I've been following Sean Collins' scholarly and interesting 13 Days of Halloween list of (mostly) horror films he likes, and I had once written some of my reactions in a post but decided I didn't like it, and deleted it. Having heard a couple of dissenting opinions on my decision, I have decided to have another go at it, which is now going to take longer because he's written about four more films since my original post! And please bear in mind that these are just my opinions, and I have been known to be wrong before. Anyway, here goes nothing:
First up, as sort of an honorable mention he wrote about the pre-LotR Peter Jackson film Heavenly Creatures, which I've only seen once, a couple of years ago, at the insistence of the Bacardi Show Political Correspondent, who raved about it constantly to me and eventually loaned me a VHS copy. I wish that I could say that I was as blown away by it as the BSPC, but I just had a hard time caring about the unlikeable characters we were given throughout. I did think the fantasy sequences were imaginatively staged, and it was well acted, but the lack of sympathetic characters really did it in for me.
Next, the list proper began, and it was a flick that I had left off my list, causing me no little amount of dismay when I realized that I had forgotten it. Oh- it was Hitchcock's The Birds. At the risk of refuting the statements I made in my own horror movie list a week or so ago, I will admit that if there's ever a movie that made me uneasy, it was this one. It's given me the willies since I saw it long ago as a kid- don't know what my parents were thinking letting me watch this film in my impressionable youth. Probably that I'd seen everything else, why not this too. Anyway, there are many scenes that have made an indelible mark on my memory- especially Tippi Hedren trapped in that phone booth, the bird attack in the attic which was apparently as harrowing in real life as it was onscreen, and (especially) the playground scene, which creates tension so thick you could, as they say, cut it with one of Mrs. Bates' butcher knives. A big part of the feel is, I think, the way Hitchcock directs it with cool precision and a minimum of bravura moves, but not so much that he smothers the paranoia and fear inherent in the script. This one was, as Sean T. says, personal- and it shows.
The Wicker Man was next, and it's one I read about in magazines like The Monster Times for many years before I actually got a chance to see it in some sort of uncut version. That's been over twenty years ago, I think, and perhaps I should try to view it again (with older eyes) because I really wasn't all that impressed with it. As I recall, I was a bit bored by it because it was so determinedly stolid and slow moving, and I suppose that was to create a sense of impending dread or some such but it just didn't grab me where I felt it. The ending, as I recall, livened things up a bit but Edward Woodward's character came across as such an obstinate prig for the most part that I didn't feel too sorry for him when he met his fate.
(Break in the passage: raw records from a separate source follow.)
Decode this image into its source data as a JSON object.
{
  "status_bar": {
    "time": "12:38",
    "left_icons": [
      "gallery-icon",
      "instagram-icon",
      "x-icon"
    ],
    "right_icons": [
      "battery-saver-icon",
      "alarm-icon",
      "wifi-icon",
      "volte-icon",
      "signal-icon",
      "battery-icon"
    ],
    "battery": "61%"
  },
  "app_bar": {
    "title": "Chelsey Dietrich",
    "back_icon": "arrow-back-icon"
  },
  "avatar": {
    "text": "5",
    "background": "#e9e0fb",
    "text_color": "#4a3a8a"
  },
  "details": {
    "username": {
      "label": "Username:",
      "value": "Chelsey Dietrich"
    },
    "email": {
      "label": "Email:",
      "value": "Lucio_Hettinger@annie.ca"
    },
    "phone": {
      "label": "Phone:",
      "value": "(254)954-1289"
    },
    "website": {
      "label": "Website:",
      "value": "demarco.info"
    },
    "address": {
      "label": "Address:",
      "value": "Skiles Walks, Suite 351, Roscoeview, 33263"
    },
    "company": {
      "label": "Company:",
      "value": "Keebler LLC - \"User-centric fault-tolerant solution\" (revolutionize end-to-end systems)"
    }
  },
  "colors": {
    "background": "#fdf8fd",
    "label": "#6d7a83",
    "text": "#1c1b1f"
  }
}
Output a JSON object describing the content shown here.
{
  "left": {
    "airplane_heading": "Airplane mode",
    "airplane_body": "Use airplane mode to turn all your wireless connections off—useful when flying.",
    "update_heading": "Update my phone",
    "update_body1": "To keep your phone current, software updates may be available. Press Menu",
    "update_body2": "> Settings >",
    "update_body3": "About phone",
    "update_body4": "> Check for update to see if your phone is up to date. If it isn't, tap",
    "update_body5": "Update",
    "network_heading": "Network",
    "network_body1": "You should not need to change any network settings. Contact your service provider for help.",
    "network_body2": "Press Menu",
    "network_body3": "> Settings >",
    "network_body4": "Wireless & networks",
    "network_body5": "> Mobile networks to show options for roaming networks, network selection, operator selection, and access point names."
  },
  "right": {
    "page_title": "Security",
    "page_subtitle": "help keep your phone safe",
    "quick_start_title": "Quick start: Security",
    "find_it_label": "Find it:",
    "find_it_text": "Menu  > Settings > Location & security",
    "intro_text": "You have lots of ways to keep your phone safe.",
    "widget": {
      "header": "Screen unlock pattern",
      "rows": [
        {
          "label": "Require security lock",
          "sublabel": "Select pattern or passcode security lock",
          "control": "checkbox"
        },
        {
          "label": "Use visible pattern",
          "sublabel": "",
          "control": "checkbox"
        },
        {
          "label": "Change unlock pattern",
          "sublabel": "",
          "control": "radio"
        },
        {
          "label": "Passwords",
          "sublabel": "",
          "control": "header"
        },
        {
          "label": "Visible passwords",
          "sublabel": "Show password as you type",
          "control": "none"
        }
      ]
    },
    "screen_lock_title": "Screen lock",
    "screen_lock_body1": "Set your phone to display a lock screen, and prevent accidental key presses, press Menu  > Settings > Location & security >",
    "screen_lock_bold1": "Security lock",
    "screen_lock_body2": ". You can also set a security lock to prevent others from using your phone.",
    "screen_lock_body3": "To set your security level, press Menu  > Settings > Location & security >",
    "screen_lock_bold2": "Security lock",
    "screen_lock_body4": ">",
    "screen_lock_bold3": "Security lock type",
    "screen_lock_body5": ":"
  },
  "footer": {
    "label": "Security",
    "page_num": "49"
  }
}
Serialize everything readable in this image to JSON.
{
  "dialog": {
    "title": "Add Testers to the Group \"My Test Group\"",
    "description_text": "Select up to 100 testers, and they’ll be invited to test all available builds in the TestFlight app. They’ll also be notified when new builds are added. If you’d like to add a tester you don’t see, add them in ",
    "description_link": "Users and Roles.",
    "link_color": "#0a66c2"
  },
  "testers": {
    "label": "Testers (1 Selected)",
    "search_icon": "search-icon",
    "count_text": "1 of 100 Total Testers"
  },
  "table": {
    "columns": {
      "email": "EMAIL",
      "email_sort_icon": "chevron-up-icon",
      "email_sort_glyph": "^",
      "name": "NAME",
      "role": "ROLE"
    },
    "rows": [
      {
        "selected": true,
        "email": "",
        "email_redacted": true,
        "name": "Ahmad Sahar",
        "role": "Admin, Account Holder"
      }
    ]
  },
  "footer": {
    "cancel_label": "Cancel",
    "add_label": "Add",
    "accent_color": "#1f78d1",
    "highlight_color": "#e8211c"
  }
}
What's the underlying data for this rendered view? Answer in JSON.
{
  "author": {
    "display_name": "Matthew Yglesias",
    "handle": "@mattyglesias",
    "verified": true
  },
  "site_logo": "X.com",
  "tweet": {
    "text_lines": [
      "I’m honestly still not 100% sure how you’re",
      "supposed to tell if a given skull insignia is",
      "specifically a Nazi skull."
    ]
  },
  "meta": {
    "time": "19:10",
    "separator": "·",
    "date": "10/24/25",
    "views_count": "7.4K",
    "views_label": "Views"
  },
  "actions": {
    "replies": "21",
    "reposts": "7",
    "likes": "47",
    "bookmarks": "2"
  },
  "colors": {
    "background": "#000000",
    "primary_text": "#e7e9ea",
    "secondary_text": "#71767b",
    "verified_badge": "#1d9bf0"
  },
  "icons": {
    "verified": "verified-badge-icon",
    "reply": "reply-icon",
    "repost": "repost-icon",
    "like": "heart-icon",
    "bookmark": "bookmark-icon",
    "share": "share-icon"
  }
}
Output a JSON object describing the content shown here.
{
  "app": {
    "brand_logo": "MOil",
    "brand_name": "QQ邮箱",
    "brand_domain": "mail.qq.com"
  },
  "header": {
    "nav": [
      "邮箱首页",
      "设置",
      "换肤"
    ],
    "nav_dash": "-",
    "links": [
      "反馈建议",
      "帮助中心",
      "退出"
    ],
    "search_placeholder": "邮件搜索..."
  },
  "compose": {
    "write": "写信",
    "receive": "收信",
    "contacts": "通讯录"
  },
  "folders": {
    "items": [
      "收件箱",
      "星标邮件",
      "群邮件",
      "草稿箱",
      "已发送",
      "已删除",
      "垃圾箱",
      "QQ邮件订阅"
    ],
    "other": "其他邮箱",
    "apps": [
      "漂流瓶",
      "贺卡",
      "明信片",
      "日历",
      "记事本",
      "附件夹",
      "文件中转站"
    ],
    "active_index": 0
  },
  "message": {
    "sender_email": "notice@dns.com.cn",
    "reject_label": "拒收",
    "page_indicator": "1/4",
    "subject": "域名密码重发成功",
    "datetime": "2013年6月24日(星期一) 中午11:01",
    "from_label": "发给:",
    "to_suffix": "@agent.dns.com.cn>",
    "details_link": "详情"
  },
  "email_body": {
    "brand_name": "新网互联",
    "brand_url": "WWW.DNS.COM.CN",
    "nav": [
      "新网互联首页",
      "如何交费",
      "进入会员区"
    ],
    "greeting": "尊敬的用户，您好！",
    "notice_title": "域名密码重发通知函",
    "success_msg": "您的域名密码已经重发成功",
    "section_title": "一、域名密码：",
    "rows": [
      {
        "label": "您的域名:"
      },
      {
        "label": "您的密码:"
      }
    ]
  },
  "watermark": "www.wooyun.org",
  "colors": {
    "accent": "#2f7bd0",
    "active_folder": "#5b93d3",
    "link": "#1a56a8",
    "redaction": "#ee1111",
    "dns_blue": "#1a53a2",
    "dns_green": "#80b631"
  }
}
Again, I'm probably being a bit unfair to this movie, and I really should try to see it once more, but I gots ta call 'em like I sees (or saws) 'em.
Number eleven on the Attentiondeficitdisorderly horror hit parade is Night of the Living Dead, the original of course, and I'm in complete agreement with Mr. Collins on this one. It's every bit as effective now as it was thirty plus years ago.
At ten is a film that I would have never thought to put on a horror film list, the Coen Brothers' Barton Fink. I dearly love the works of the Bros., but Fink is perhaps my least favorite of their oeuvre, and I wish I had a really good reason why. It's full of typically odd Coen-ish characters and dialogue, and the direction, photography, and performances are all first-rate...but it just didn't connect with me for some reason. I suppose that I just didn't really sympathise with the protagonist, or maybe the flaming finale struck me as a little too over-the-top, I don't know. This is another one I think I need to watch again, having done so only once, and lots of people with much more informed opinions than I love this film, placing me squarely in the minority, it seems. Sean makes a great case for its inclusion on his list, and highlights several things I didn't see in the same (fire) light.
Even odder, to me, is the inclusion of film #9, Stanley Kubrick's Eyes Wide Shut- which I certainly regarded as a horror, but not in the same way Sean intends it. I will say that again, Sean makes a great case for this movie, but I've sat through it twice, finding it plodding and uninvolving, full of unpleasant characters doing unpleasant things to each other, and really don't want to do it again. Kubrick was a great filmmaker, no doubt about it, but even the great ones stumble occasionally, and I've always regarded this and his muddled adaptation of Stephen King's The Shining as his career worsts.
And finally, #8 today, Clive Barker's Hellraiser, a movie I remember seeing as soon as it came out because I was such a huge Barker fan (and stoked at getting the chance to see The Hellbound Heart visualized) at the time. I'm not so much of a Barker fan anymore, but this remains the best film version of any of his works, and still holds up as a truly imaginative gore/horror film. Again, Sean makes some trenchant observations.
And that's all he's got so far! I'll try to comment on the other seven, whenever he gets them posted. So far, fascinating reading.